Review: After a three-decade absence, Waits was worth the wait
"Here's the deal … you don't want to oversaturate the market."
That's how Tom Waits explained his three-decade performing absence from Nashville, one he more than made up for Saturday night at the Ryman Auditorium in front of a sold-out house of Waits-starved worshippers.
Even back in the ancient, pre-country days when the holy structure was an actual church, it's hard to imagine a more passionate sermonizer gracing the boards than Waits. Clad in pork pie hat, black jeans and dark jacket, the man hit the stage with arms raised and fingers extended toward the faithful, delivering invisible rays of oddball mojo before the first downbeat of "Make it Rain" sent his thin frame into motion, part St. Vitus Dance victim, part broken marionette.
The lighting was stark; the stage set was minimal; only the necessary tools were in evidence: stand-up bass, drums (featuring son Casey Waits with his back to the audience), guitar, vibes, kitchen sink-plus amounts of percussion, and a collection of gramophone bells and PA horns erected behind Waits, framing him in a kind of Cold War-era Civil Defense warning system. That's all a mesmerizing character like Waits needs. He kept the audience rapt for two hours, snaking his way through choice selections — some familiar, some not so — from his massive catalog.
Early in the set, Waits delivered a sensuous, meandering version of "Shore Leave," complete with a mention of Tennessee that didn't go unnoticed by the crowd. Where more conventional musicians might use plain old numbers to count off a song, Waits has no problem with setting a tempo via huffs and snorts, sounding like a shaman with emphysema in full chant. He used this to great effect, opening a strident version of "God's Away on Business" that had the singer's neck veins popping from the start, and what sounded like 4,000 hands clapping in perfect Brechtian march time by the second verse.
For all the hypnotic intensity that Waits put into his songs, once the music stopped, he slipped easily into his amiable bar-hound-with-a-non-sequitur-back persona, addressing spontaneous audience queries.
"I'm still working at the airport. But I travel a great deal."
"How do I like the weather? Weather of any kind is pleasant. When you're gone, there's no weather. So yes, I like the weather."
After an enthusiastic audience participation stab:
"That was great. You guys can sing. Oh hell, you're in Nashville — everybody sings in Nashville."
A few songs in, the band left the stage (albeit the bass player) as a piano was wheeled out. With nothing more than 88 keys and a baby blue spotlight, Waits sat down, removed some of the gravel from his voice and turned the auditorium into an intimate nightclub. "Tom Traubert's Blues" — with its echoes of "Waltzing Matilda" — was simply a moving thing of beauty, as was his eloquent, poetic "House Where Nobody Lives."

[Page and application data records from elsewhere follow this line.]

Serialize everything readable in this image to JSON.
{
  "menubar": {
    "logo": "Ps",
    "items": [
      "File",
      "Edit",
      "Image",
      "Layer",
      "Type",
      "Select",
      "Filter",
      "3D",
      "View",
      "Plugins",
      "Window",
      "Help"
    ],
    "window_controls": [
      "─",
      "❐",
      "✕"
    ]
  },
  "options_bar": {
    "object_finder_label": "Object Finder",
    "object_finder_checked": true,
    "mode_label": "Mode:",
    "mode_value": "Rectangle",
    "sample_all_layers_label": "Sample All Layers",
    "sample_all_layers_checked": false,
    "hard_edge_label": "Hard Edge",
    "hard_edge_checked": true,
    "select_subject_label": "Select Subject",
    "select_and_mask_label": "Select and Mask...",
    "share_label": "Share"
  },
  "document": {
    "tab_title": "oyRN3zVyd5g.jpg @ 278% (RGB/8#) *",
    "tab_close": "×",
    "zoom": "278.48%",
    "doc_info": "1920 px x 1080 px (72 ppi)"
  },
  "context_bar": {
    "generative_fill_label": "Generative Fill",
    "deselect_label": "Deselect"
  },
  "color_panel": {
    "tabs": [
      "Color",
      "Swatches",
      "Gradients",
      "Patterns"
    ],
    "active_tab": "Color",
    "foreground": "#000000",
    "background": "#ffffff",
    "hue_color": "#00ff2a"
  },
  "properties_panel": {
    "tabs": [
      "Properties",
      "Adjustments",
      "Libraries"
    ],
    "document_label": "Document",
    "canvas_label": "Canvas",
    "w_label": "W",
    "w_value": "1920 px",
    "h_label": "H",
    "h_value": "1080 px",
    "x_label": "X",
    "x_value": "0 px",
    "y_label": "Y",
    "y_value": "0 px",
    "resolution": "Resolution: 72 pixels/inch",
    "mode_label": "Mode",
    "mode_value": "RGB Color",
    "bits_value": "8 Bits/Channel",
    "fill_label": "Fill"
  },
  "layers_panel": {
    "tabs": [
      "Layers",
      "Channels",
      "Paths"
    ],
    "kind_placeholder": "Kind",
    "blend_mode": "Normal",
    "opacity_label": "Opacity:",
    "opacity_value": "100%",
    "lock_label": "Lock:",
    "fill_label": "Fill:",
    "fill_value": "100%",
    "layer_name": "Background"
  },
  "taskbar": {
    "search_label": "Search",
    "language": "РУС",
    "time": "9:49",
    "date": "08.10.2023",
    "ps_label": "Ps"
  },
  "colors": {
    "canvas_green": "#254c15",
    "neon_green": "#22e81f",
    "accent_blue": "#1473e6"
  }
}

The band returned to provide a taste of sci-fi soundtrack backing for the singer's spoken narrative, "What's He Building?" a piece that showcased Waits' ability to hang dripping skins of innuendo on normal sentences via the gruff magic of his delivery. The set ended with the blasting "Goin' Out West," but that was not all. Waits returned for two encores, the plaintive anti-war love letter, "Day After Tomorrow," and a version of "Heartattack and Vine" that saw him using about eight different voices from his arsenal of rasp and sputter, including something with a hint of Peter Lorre with a sinus infection. Then there was applause and a lot of it, but he did not return.
With any luck, Music City won't have to wait another 30 years to see Tom Waits again.